The album begins with a track called “Living For the Future,” which sounded less like a song and more like a crazy person droning on in his cell at the psych ward. There’s no percussion, really awkward sounding strings and synths, and simply put, the vocals are droning and awful. As harsh a beginning as the track is to the album, the pattern, thankfully, doesn’t continue. The next few tracks, most notably “Prime of My Life,” “It Will Come,” and “Won Day,” feature promising backing tracks that set the mood for rapped verses. If Vex Ruffin does anything right, it’s creating really interesting beats with pleasing bass lines to go with them.

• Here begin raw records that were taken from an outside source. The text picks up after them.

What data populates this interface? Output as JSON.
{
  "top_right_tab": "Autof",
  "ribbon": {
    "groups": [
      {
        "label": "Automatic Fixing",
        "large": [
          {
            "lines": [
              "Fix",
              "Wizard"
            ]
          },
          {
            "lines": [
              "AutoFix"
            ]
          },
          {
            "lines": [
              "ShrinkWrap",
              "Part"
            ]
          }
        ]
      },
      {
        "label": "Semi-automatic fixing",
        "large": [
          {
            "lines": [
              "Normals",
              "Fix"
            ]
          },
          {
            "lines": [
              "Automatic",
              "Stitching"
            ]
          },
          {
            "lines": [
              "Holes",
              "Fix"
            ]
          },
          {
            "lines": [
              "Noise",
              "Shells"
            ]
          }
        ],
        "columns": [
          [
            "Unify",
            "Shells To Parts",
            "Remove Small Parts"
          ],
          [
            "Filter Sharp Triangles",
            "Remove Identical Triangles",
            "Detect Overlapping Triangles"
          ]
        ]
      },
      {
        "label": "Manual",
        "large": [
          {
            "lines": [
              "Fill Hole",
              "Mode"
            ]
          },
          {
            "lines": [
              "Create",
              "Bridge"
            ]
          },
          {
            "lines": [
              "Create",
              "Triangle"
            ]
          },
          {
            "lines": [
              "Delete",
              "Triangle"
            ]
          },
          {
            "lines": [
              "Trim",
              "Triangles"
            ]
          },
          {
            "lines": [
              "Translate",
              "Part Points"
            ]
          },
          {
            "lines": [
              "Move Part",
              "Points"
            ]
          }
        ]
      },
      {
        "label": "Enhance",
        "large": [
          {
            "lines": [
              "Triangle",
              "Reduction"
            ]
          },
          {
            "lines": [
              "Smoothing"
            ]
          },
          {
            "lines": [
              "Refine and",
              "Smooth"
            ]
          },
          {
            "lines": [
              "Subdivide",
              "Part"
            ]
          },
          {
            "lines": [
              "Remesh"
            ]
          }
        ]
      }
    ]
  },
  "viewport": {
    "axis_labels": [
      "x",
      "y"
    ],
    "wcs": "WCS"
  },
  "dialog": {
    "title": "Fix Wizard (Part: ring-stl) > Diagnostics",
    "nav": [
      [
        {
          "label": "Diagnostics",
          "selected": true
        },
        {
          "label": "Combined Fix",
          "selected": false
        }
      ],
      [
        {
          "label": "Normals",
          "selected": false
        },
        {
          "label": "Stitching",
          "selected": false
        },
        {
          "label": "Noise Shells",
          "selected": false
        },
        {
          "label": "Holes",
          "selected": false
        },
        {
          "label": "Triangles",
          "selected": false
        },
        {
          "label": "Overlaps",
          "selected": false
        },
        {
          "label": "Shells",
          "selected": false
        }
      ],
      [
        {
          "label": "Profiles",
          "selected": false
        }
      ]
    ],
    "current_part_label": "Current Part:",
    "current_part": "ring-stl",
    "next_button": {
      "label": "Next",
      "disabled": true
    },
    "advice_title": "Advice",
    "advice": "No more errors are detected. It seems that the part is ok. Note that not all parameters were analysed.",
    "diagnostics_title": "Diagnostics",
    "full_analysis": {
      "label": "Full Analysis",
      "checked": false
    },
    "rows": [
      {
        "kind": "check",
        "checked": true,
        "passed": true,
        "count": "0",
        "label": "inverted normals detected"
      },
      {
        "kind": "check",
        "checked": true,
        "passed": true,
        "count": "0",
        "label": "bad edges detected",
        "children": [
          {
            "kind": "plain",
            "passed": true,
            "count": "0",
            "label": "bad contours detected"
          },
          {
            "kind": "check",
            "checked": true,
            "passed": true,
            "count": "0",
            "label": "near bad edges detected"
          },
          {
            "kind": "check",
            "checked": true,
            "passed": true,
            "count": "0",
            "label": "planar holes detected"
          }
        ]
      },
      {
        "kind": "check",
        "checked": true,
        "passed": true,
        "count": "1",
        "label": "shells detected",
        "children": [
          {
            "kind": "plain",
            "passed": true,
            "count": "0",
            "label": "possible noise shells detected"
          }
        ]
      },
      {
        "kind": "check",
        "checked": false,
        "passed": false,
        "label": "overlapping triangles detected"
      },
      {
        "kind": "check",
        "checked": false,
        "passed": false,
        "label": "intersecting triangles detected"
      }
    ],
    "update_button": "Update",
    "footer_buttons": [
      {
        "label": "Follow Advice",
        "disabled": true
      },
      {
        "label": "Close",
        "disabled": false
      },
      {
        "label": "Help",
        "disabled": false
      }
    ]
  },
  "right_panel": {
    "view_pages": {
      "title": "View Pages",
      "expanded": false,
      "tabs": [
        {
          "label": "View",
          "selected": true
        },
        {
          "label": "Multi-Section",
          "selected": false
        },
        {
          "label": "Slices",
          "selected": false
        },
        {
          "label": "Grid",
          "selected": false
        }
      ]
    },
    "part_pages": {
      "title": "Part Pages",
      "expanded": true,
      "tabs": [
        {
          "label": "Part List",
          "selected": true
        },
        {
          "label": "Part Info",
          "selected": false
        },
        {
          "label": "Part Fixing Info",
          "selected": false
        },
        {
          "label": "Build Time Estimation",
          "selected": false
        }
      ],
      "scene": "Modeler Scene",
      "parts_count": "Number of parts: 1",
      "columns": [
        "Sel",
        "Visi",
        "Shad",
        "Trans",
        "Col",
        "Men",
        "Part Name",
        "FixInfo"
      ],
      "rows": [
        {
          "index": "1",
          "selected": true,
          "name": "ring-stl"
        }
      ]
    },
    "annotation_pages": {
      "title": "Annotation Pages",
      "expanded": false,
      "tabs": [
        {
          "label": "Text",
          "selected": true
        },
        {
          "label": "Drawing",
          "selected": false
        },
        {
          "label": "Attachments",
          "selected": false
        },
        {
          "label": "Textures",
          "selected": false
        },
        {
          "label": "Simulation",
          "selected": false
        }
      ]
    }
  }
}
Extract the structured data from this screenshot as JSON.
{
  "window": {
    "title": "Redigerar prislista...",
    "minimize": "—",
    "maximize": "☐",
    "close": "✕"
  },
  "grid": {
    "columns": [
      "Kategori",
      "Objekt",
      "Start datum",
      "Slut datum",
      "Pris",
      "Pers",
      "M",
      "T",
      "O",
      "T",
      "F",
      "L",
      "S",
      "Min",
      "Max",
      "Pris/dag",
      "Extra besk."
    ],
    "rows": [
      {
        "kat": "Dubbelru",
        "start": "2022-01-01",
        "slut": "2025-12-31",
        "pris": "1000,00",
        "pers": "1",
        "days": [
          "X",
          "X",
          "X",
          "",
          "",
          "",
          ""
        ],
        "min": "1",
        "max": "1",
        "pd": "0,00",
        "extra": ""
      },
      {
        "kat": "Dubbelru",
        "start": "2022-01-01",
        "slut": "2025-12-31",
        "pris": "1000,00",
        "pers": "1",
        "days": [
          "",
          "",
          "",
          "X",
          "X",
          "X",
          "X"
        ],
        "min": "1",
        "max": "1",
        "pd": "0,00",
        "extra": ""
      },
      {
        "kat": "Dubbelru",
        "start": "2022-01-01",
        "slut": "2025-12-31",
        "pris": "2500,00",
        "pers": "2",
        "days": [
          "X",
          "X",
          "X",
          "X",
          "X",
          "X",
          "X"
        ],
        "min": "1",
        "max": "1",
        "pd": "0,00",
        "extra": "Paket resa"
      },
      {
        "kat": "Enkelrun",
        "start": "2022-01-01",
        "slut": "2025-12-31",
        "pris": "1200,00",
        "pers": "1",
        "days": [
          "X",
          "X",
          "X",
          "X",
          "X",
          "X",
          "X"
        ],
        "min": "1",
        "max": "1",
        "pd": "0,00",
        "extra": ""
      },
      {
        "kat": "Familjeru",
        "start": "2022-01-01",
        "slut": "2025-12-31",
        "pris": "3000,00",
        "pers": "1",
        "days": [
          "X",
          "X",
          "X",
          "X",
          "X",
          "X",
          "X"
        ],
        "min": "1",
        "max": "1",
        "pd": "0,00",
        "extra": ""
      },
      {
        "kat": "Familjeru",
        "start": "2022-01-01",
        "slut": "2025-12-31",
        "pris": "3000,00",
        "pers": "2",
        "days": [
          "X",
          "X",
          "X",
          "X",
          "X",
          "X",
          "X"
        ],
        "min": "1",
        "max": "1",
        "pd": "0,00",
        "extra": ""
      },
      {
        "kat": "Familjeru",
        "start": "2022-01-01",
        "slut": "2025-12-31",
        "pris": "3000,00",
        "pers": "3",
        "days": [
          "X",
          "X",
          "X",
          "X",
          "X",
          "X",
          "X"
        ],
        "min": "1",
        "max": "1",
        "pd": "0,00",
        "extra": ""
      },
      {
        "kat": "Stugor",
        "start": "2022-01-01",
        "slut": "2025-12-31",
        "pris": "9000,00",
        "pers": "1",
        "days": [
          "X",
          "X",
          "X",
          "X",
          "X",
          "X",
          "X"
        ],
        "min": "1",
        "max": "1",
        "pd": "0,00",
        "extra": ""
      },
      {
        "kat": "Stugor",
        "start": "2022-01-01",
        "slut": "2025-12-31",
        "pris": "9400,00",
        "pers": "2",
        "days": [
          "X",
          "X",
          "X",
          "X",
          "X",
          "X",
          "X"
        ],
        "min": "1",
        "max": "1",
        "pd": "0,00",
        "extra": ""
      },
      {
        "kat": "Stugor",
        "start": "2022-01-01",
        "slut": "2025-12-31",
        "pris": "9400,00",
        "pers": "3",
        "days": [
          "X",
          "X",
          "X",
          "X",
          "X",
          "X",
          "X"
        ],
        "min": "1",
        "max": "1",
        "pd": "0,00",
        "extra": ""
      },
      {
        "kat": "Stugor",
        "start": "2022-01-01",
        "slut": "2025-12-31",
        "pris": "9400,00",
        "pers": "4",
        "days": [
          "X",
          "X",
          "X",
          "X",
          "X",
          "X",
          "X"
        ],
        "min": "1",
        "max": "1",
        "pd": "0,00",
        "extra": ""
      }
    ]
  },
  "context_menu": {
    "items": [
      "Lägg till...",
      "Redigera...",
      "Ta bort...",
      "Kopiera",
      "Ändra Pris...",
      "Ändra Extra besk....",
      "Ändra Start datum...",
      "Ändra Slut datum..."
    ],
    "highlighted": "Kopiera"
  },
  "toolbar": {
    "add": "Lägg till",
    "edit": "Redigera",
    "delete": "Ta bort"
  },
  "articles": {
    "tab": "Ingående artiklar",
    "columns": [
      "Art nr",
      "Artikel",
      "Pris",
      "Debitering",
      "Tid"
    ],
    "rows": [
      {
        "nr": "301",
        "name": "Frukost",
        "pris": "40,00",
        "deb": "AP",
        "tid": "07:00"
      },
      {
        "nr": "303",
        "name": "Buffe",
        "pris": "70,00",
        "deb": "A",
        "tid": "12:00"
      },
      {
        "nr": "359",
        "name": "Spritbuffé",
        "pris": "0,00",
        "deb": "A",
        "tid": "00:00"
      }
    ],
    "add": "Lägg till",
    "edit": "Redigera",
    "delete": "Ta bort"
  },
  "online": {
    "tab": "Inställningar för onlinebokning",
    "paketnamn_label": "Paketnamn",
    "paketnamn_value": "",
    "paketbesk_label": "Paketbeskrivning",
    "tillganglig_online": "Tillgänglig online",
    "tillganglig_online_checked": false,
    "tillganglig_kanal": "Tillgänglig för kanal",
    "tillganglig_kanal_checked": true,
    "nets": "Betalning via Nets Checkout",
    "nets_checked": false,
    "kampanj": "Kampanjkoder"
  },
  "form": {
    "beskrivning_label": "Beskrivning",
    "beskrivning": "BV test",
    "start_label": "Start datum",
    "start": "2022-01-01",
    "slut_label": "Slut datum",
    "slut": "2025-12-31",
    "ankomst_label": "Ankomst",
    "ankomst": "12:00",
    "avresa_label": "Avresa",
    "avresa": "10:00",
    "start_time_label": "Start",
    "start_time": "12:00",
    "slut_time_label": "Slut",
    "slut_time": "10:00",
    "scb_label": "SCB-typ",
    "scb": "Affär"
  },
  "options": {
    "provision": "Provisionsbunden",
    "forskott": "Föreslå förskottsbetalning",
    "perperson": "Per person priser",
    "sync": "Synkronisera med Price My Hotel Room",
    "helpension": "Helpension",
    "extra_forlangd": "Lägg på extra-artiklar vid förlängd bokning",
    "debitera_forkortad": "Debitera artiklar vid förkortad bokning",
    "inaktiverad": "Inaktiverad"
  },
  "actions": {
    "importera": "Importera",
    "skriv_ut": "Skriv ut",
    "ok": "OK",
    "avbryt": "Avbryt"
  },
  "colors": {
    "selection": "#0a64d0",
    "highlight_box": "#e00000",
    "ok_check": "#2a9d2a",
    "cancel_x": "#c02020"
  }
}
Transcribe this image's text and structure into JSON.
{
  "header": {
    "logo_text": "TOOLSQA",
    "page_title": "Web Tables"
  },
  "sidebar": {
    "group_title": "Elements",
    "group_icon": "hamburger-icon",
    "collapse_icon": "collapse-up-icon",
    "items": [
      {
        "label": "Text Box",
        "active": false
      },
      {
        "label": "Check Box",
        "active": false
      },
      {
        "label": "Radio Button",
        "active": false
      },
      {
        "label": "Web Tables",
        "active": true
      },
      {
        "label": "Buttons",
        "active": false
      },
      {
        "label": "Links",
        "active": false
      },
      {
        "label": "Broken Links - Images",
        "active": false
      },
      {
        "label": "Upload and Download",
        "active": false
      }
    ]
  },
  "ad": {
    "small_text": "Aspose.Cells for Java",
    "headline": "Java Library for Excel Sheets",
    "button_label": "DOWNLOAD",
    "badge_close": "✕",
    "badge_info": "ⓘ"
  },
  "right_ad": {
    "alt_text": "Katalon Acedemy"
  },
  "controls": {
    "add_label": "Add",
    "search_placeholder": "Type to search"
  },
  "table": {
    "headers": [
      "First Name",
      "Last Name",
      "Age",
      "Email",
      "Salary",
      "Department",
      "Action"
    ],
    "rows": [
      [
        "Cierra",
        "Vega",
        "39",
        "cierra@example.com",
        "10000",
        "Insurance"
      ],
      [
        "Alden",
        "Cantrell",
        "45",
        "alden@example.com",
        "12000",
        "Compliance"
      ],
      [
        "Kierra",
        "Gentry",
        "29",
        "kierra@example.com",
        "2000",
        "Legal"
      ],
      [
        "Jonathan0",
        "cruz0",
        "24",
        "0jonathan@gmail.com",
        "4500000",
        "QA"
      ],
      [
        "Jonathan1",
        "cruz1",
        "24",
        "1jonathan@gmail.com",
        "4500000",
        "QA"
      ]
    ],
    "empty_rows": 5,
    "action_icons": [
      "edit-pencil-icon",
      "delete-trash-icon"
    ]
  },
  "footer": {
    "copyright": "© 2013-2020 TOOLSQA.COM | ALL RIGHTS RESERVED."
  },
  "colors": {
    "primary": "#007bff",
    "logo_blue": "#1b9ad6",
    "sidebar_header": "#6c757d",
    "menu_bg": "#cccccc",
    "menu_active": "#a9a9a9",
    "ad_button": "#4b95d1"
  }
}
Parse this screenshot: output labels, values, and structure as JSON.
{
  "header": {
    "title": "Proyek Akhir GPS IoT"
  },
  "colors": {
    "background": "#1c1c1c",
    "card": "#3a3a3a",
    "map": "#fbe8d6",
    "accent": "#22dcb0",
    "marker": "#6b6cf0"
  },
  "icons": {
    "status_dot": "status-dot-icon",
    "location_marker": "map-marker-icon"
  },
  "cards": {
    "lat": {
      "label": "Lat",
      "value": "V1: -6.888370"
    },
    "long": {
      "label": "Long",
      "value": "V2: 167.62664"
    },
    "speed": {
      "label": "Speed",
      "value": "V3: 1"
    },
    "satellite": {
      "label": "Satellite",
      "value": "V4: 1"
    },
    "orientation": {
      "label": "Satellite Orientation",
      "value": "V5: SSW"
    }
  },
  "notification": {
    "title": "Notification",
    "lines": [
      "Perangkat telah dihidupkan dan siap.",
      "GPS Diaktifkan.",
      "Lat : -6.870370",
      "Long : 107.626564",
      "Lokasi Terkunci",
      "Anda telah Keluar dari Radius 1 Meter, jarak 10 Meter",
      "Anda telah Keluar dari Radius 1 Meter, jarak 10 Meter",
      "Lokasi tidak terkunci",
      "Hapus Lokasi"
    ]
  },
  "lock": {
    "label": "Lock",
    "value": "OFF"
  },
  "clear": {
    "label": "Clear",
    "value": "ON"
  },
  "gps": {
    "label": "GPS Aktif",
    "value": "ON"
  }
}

However, sadly Vex Ruffin’s vocals and lyrics really ruin the promising instrumentals. The lead singer for Vex Ruffin is nothing at all special, and the quality of the vocals leaves a lot to be desired. The droning voice and the awkward vocal effects that accompanies it on almost all of the tracks really take away from the backing tracks. This is the most heartbreaking part of this album because the instrumentals really deserve merit. Had Vex Ruffin gone the way of Gorillaz and featured some rap artists on each track, this album would have been incredible. Instead, it sounds more like a tired old version of Beck. That being said one track that I think should be set apart from the rest of the album is Track 10, “Forget It.” Forget It is a slow jam that gives Vex Ruffin some promise. The vocals are actually quite pleasant with the mood of the tune and the repeating accordian-style synths add a great texture to this somber number. However, it’s the only track on the album that’s really worth mentioning. Otherwise, Vex Ruffin’s Self-Titled gets a D+ at best.